- The EU GHRS seeks to also target individuals and entities which provide financial, technical or material support to those involved in serious human rights violations and abuses worldwide, as well as to target the individuals and entities associated with those perpetrators. There is therefore considerable freedom for the Council of the EU to determine which individuals or entities will be penalised under the EU GHRS. Firms will need to have sufficiently robust systems and controls in place to determine exactly whom they are dealing with and whether any current or prospective clients have any associations with listed individuals or entities.
Biden’s Executive Orders to reverse Trump administration sanctions regimes
While US President Joseph Biden has reversed several executive orders issued by the previous administration on subjects such as immigration issues, he has not yet reversed any currently imposed economic sanctions. Instead, he has added to them..
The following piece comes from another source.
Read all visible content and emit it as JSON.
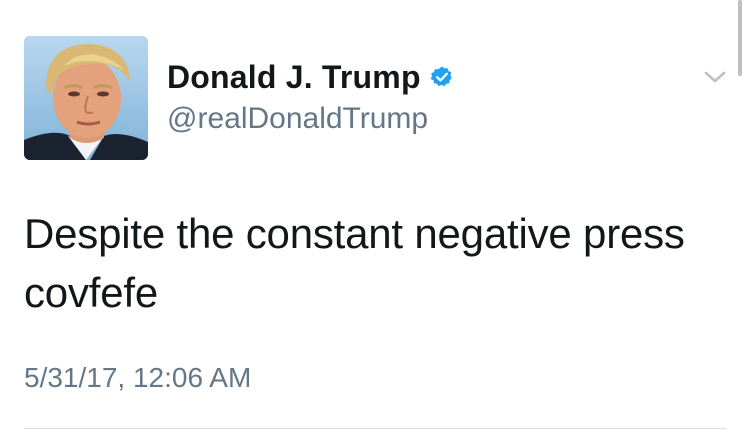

In response to the 1 February 2021 coup by the military in Burma, President Biden imposed economic sanctions on Burma by issuing an executive order on 11 February. The sanctions targets include those persons operating in the defense sector, leaders in the Burmese government post-coup, and spouses or adult children of a blocked party. That same day, the US Department of the Treasury’s Office of Foreign Assets Control (OFAC) also added several persons, responsible for the coup, or associated with it, to the blocked persons list (the Specially Designated Nationals and Blocked Persons (SDN List), including individuals and three entities. Additional persons have been added since. Among other consequences of being listed on the SDN List, a sanctioned person cannot engage in financial transactions with persons in or transiting the US. All property and interests in property belonging to sanctioned persons are blocked. For more detail on the initial Burmese sanctions (which were later also imposed by the EU and the UK), please read our legal update.
The recent sanctions developments around the world demonstrate an increasing global willingness to adopt and use sanctions, not only as a means to tackle terrorism or corruption, but also as a means of standing up to governments and institutions that fundamentally do not respect human rights principles and engage in serious acts of violence against individuals. While this is a step in the right direction from a political and social perspective, the significant expansion in the scope of sanctions regimes creates more complexities for firms who will need to navigate them effectively. At the same time, the UK’s departure from the EU and change of guard in the US will foster divergence in sanctions approaches, and firms, particularly in these early days of changes, may not be able to solely rely on the automated sanctions screening tools to keep pace with change. Instead, one would expect firms to ensure there is proactive involvement of relevant staff with appropriate training to such staff being provided and to promptly review and assess any fuzzy matches and make appropriate adjustments to the software parameters in response to relevant sanctions changes.